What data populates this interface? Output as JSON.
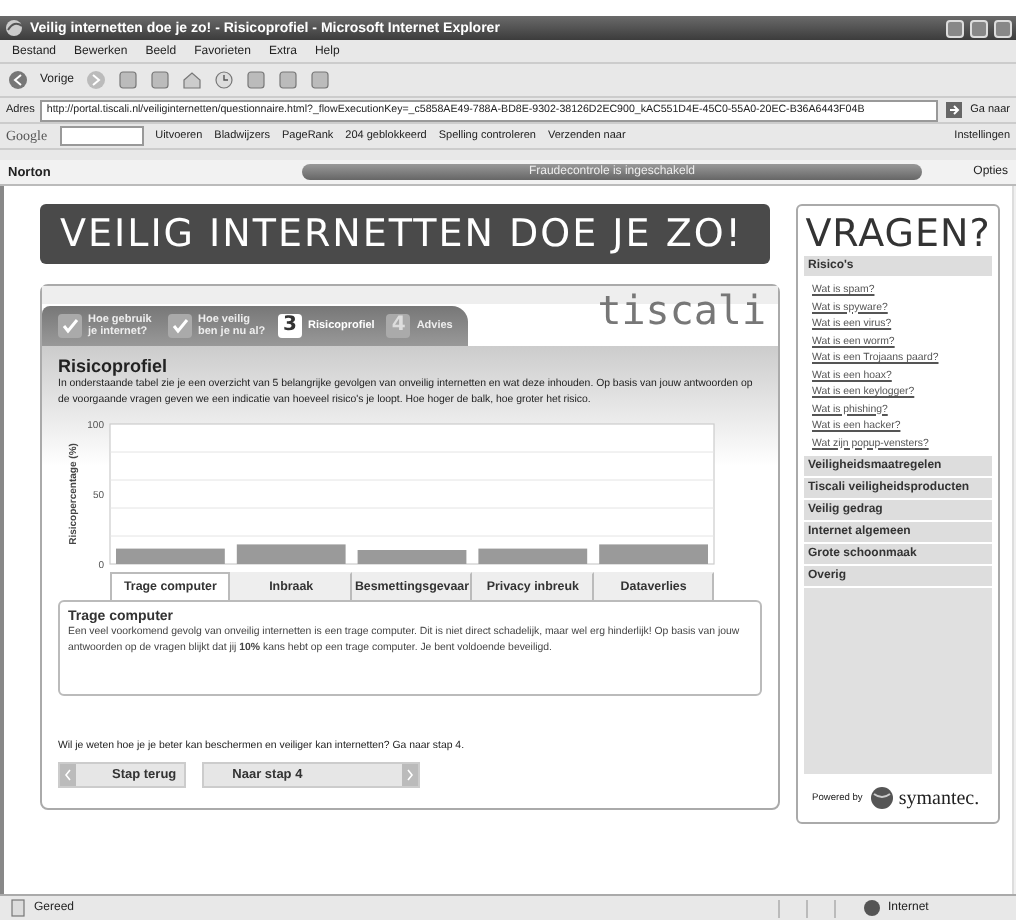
{
  "window": {
    "title": "Veilig internetten doe je zo! - Risicoprofiel - Microsoft Internet Explorer"
  },
  "menu": [
    "Bestand",
    "Bewerken",
    "Beeld",
    "Favorieten",
    "Extra",
    "Help"
  ],
  "toolbar": {
    "back": "Vorige"
  },
  "address": {
    "label": "Adres",
    "url": "http://portal.tiscali.nl/veiliginternetten/questionnaire.html?_flowExecutionKey=_c5858AE49-788A-BD8E-9302-38126D2EC900_kAC551D4E-45C0-55A0-20EC-B36A6443F04B",
    "go": "Ga naar"
  },
  "google_bar": {
    "logo": "Google",
    "search": "Uitvoeren",
    "bookmarks": "Bladwijzers",
    "pagerank": "PageRank",
    "blocked": "204 geblokkeerd",
    "spelling": "Spelling controleren",
    "send": "Verzenden naar",
    "settings": "Instellingen"
  },
  "norton_bar": {
    "logo": "Norton",
    "status": "Fraudecontrole is ingeschakeld",
    "options": "Opties"
  },
  "page": {
    "banner": "VEILIG INTERNETTEN DOE JE ZO!",
    "brand": "tiscali",
    "steps": [
      {
        "kind": "done",
        "label": "Hoe gebruik je internet?"
      },
      {
        "kind": "done",
        "label": "Hoe veilig ben je nu al?"
      },
      {
        "kind": "current",
        "number": "3",
        "label": "Risicoprofiel"
      },
      {
        "kind": "todo",
        "number": "4",
        "label": "Advies"
      }
    ],
    "heading": "Risicoprofiel",
    "intro": "In onderstaande tabel zie je een overzicht van 5 belangrijke gevolgen van onveilig internetten en wat deze inhouden. Op basis van jouw antwoorden op de voorgaande vragen geven we een indicatie van hoeveel risico's je loopt. Hoe hoger de balk, hoe groter het risico.",
    "chart_data": {
      "type": "bar",
      "ylabel": "Risicopercentage (%)",
      "categories": [
        "Trage computer",
        "Inbraak",
        "Besmettingsgevaar",
        "Privacy inbreuk",
        "Dataverlies"
      ],
      "values": [
        11,
        14,
        10,
        11,
        14
      ],
      "ylim": [
        0,
        100
      ],
      "yticks": [
        0,
        50,
        100
      ]
    },
    "category_tabs": [
      {
        "selected": true
      },
      {
        "selected": false
      },
      {
        "selected": false
      },
      {
        "selected": false
      },
      {
        "selected": false
      }
    ],
    "detail": {
      "title": "Trage computer",
      "text": "Een veel voorkomend gevolg van onveilig internetten is een trage computer. Dit is niet direct schadelijk, maar wel erg hinderlijk! Op basis van jouw antwoorden op de vragen blijkt dat jij **10%** kans hebt op een trage computer. Je bent voldoende beveiligd."
    },
    "prompt": "Wil je weten hoe je je beter kan beschermen en veiliger kan internetten? Ga naar stap 4.",
    "back_button": "Stap terug",
    "next_button": "Naar stap 4"
  },
  "sidebar": {
    "title": "VRAGEN?",
    "sections": [
      {
        "label": "Risico's",
        "expanded": true,
        "links": [
          "Wat is spam?",
          "Wat is spyware?",
          "Wat is een virus?",
          "Wat is een worm?",
          "Wat is een Trojaans paard?",
          "Wat is een hoax?",
          "Wat is een keylogger?",
          "Wat is phishing?",
          "Wat is een hacker?",
          "Wat zijn popup-vensters?"
        ]
      },
      {
        "label": "Veiligheidsmaatregelen",
        "expanded": false
      },
      {
        "label": "Tiscali veiligheidsproducten",
        "expanded": false
      },
      {
        "label": "Veilig gedrag",
        "expanded": false
      },
      {
        "label": "Internet algemeen",
        "expanded": false
      },
      {
        "label": "Grote schoonmaak",
        "expanded": false
      },
      {
        "label": "Overig",
        "expanded": false
      }
    ],
    "powered": "Powered by",
    "partner": "symantec."
  },
  "status_bar": {
    "status": "Gereed",
    "zone": "Internet"
  }
}
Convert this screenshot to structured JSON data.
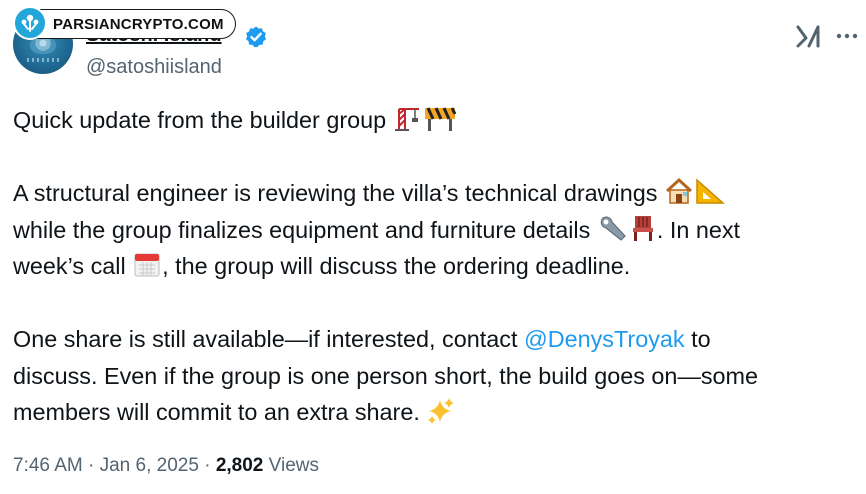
{
  "watermark": {
    "text": "PARSIANCRYPTO.COM"
  },
  "author": {
    "display_name": "Satoshi Island",
    "handle": "@satoshiisland",
    "verified": true,
    "avatar_icon": "island-avatar"
  },
  "tweet": {
    "line1": "Quick update from the builder group",
    "p2_a": "A structural engineer is reviewing the villa’s technical drawings",
    "p2_b": "while the group finalizes equipment and furniture details",
    "p2_c": ". In next",
    "p2_d": "week’s call",
    "p2_e": ", the group will discuss the ordering deadline.",
    "p3_a": "One share is still available—if interested, contact",
    "p3_mention": "@DenysTroyak",
    "p3_b": "to",
    "p3_c": "discuss. Even if the group is one person short, the build goes on—some",
    "p3_d": "members will commit to an extra share.",
    "emojis": [
      "crane-emoji",
      "construction-barrier-emoji",
      "house-emoji",
      "triangular-ruler-emoji",
      "wrench-emoji",
      "chair-emoji",
      "calendar-emoji",
      "sparkles-emoji"
    ]
  },
  "meta": {
    "time": "7:46 AM",
    "sep1": "·",
    "date": "Jan 6, 2025",
    "sep2": "·",
    "views_count": "2,802",
    "views_label": "Views"
  },
  "colors": {
    "text": "#0f1419",
    "secondary": "#536471",
    "link": "#1d9bf0",
    "verified": "#1d9bf0"
  }
}
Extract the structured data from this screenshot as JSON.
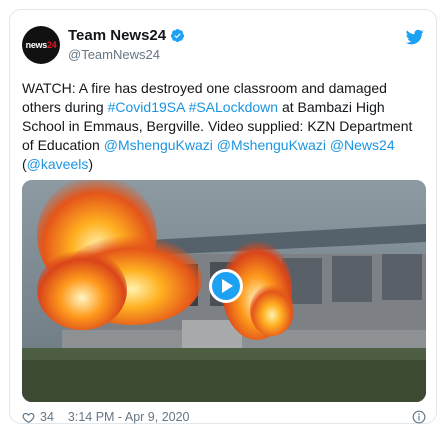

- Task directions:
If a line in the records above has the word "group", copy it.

- The answer:
    "line1": "Quick update from the builder group",
    "p2_b": "while the group finalizes equipment and furniture details",
    "p2_e": ", the group will discuss the ordering deadline.",
    "p3_c": "discuss. Even if the group is one person short, the build goes on—some",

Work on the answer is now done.